START Given data
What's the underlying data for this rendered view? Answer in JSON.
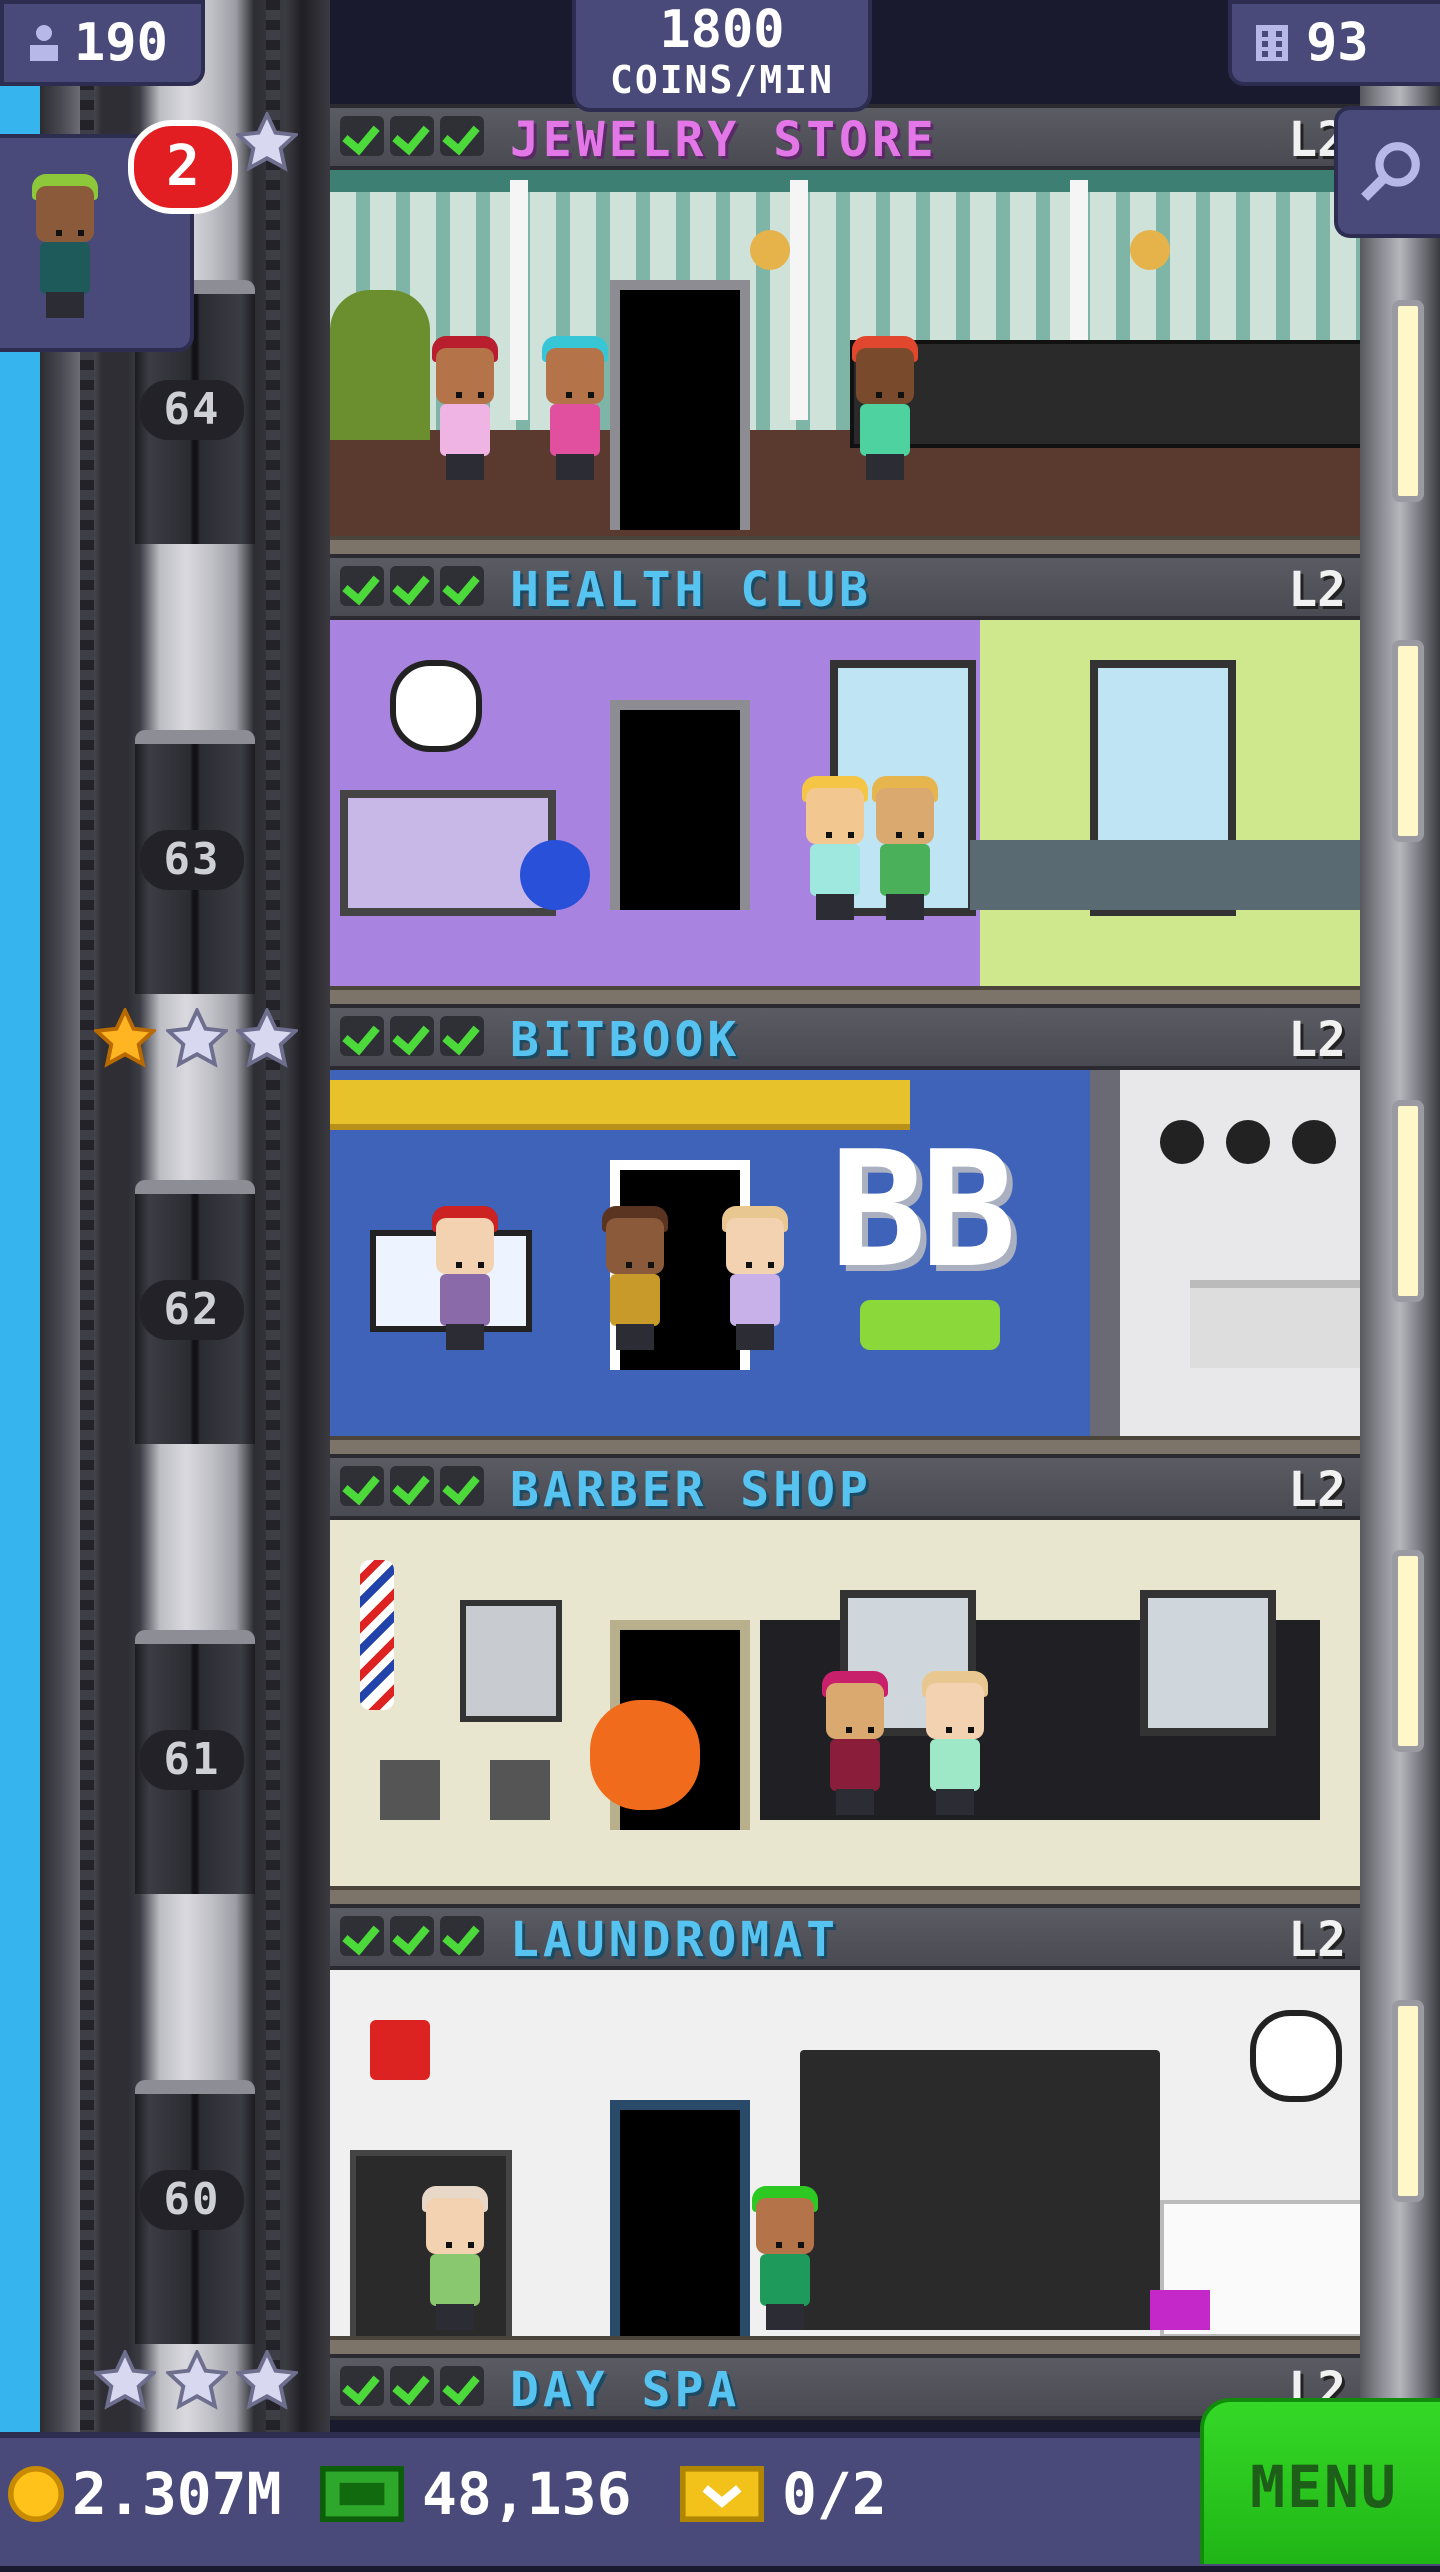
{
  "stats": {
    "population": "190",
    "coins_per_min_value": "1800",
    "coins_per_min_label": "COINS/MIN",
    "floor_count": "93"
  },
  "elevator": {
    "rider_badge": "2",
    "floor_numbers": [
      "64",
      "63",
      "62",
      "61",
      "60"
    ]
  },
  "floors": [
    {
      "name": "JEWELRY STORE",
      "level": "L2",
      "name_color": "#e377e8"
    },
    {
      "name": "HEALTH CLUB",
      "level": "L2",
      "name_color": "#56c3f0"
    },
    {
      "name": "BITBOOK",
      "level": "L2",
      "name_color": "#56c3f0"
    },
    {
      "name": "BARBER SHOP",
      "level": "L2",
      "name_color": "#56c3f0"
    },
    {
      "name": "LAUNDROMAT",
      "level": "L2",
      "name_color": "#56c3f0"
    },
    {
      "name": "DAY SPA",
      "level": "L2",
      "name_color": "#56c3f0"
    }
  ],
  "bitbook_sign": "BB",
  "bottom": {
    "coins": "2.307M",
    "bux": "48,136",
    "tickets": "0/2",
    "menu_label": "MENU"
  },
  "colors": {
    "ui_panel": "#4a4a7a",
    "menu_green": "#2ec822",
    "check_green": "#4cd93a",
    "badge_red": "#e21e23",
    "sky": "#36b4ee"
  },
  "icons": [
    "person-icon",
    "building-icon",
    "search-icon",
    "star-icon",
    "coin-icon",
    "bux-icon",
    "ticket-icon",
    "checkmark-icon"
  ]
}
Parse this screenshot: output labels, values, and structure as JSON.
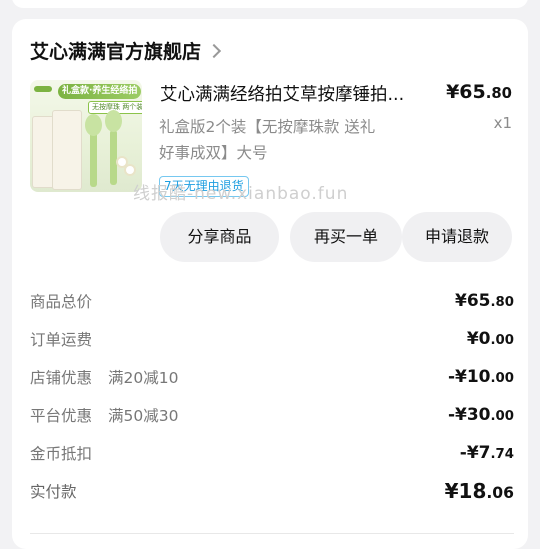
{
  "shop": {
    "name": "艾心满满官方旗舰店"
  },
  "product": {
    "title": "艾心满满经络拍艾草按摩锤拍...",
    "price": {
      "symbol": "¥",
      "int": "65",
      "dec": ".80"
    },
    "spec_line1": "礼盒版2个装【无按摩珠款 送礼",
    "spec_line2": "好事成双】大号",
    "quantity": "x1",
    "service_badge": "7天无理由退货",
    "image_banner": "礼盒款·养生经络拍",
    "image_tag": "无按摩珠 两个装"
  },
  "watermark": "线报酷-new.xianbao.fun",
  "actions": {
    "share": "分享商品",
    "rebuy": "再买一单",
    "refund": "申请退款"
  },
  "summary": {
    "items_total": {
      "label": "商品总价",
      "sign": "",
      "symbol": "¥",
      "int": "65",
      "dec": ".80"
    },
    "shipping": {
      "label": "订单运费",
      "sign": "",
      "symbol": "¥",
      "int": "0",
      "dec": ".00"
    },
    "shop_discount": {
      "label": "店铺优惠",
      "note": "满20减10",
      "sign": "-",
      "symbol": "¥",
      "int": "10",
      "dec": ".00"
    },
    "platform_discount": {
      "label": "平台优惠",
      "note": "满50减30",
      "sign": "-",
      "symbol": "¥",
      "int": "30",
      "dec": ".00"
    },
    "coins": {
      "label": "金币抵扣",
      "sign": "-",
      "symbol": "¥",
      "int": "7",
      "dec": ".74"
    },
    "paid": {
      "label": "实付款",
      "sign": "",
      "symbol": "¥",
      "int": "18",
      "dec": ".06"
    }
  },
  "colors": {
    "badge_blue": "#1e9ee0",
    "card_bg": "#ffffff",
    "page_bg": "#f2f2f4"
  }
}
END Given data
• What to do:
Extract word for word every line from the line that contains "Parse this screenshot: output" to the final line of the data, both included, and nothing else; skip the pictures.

• Response box:
Parse this screenshot: output labels, values, and structure as JSON.
{
  "shop": {
    "name": "艾心满满官方旗舰店"
  },
  "product": {
    "title": "艾心满满经络拍艾草按摩锤拍...",
    "price": {
      "symbol": "¥",
      "int": "65",
      "dec": ".80"
    },
    "spec_line1": "礼盒版2个装【无按摩珠款 送礼",
    "spec_line2": "好事成双】大号",
    "quantity": "x1",
    "service_badge": "7天无理由退货",
    "image_banner": "礼盒款·养生经络拍",
    "image_tag": "无按摩珠 两个装"
  },
  "watermark": "线报酷-new.xianbao.fun",
  "actions": {
    "share": "分享商品",
    "rebuy": "再买一单",
    "refund": "申请退款"
  },
  "summary": {
    "items_total": {
      "label": "商品总价",
      "sign": "",
      "symbol": "¥",
      "int": "65",
      "dec": ".80"
    },
    "shipping": {
      "label": "订单运费",
      "sign": "",
      "symbol": "¥",
      "int": "0",
      "dec": ".00"
    },
    "shop_discount": {
      "label": "店铺优惠",
      "note": "满20减10",
      "sign": "-",
      "symbol": "¥",
      "int": "10",
      "dec": ".00"
    },
    "platform_discount": {
      "label": "平台优惠",
      "note": "满50减30",
      "sign": "-",
      "symbol": "¥",
      "int": "30",
      "dec": ".00"
    },
    "coins": {
      "label": "金币抵扣",
      "sign": "-",
      "symbol": "¥",
      "int": "7",
      "dec": ".74"
    },
    "paid": {
      "label": "实付款",
      "sign": "",
      "symbol": "¥",
      "int": "18",
      "dec": ".06"
    }
  },
  "colors": {
    "badge_blue": "#1e9ee0",
    "card_bg": "#ffffff",
    "page_bg": "#f2f2f4"
  }
}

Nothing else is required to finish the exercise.